Art & Marketing \ An e-mail exchange.

Added on by Chris WHITE.
I just read your blog post about exposition. I have to disagree that most movies tell us everything in clever ways. Most of them tell too much and thus do not challenge the viewer. They write down to us. Don't be afraid to challenge your viewers. They're smarter than you think.

Most "easy" movies do, indeed spoon-feed their audience. TAKEN IN does not...even if i wanted it to.

My caution stems from the fact I've been involved in many independent film and theatre productions that didn't "write down" to anyone. And most of them have been considered...difficult.

I would agree that some viewers are smarter than we may give them credit for. But experience has taught me that most viewers (and indeed, I know the names of about 200 people who will see TAKEN IN...most qualify as "mosts") are used to, comfortable with very straightforward film narratives. It's not that these people don't like being challenged or disdain difficult movies, it's just that they don't expect something to be hard...narratively. And often (myself included), when left to their own devices, they will tune out a film that starts hard.

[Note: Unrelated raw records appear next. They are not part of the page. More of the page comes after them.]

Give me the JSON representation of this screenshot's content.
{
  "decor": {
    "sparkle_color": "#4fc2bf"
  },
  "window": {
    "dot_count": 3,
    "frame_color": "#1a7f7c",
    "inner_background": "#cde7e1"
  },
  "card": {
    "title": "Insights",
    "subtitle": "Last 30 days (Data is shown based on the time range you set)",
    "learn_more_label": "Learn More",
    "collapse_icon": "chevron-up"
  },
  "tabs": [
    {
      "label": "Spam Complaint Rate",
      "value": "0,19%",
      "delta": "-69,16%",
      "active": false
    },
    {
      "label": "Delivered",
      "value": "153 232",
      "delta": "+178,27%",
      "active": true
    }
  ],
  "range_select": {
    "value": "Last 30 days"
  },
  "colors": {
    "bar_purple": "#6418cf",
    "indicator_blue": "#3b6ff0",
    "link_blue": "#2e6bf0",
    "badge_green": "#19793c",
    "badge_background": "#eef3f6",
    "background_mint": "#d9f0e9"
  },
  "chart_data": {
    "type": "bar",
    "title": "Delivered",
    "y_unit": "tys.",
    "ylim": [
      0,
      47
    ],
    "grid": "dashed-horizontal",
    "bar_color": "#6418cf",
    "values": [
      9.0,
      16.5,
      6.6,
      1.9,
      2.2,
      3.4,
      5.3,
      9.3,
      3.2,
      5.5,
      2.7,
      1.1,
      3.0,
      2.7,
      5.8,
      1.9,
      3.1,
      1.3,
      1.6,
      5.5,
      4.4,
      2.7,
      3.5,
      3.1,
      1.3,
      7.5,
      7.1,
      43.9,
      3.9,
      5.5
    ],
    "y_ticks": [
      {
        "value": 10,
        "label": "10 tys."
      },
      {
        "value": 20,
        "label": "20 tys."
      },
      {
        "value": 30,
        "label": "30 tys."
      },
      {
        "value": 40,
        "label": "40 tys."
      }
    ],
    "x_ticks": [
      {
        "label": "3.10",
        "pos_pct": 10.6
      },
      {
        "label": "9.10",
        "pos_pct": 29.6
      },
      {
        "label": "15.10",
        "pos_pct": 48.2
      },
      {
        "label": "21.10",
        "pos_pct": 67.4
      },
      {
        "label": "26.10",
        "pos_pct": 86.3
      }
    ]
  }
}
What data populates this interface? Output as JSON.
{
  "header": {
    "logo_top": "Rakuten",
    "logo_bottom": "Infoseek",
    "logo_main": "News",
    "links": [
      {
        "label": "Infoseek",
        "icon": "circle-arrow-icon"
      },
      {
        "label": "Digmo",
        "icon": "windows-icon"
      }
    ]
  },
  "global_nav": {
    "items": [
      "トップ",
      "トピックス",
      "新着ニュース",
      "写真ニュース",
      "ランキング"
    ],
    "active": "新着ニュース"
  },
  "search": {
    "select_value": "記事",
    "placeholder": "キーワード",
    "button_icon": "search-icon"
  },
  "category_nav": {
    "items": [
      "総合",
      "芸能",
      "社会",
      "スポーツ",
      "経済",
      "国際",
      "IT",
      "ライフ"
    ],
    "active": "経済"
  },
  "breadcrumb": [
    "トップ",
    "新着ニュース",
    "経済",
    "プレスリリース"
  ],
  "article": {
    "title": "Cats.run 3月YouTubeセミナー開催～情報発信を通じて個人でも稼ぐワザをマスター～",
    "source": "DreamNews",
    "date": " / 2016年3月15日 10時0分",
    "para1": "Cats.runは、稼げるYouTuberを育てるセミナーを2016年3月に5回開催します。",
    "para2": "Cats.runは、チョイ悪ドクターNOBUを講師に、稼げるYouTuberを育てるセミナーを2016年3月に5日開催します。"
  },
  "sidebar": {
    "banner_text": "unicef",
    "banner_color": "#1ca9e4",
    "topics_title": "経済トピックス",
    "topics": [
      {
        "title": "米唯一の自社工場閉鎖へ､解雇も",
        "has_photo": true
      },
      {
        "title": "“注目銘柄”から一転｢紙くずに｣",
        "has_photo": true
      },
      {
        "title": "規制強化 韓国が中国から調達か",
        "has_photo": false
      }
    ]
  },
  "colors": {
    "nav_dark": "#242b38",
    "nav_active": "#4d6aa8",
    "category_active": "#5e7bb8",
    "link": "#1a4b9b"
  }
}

If I want these backers (and others) to love TAKEN IN, I need to be patient with them. Especially in the first two or three minutes. The film plays out in a very strange way...especially the first act. Just want to make sure people give it a chance.

I think they will, of course. Not planning anything rash...just considering a couple of lines for Sauce's character that may settle the narrative a bit...or at least give the viewer something reassuring as they decide whether or not they will really, truly engage with it.

All I'm saying is you should stay true to your vision as an artist and not cater to the needs of others. Otherwise, you aren't an artist, you're a marketer. And nobody takes marketers seriously except other marketers.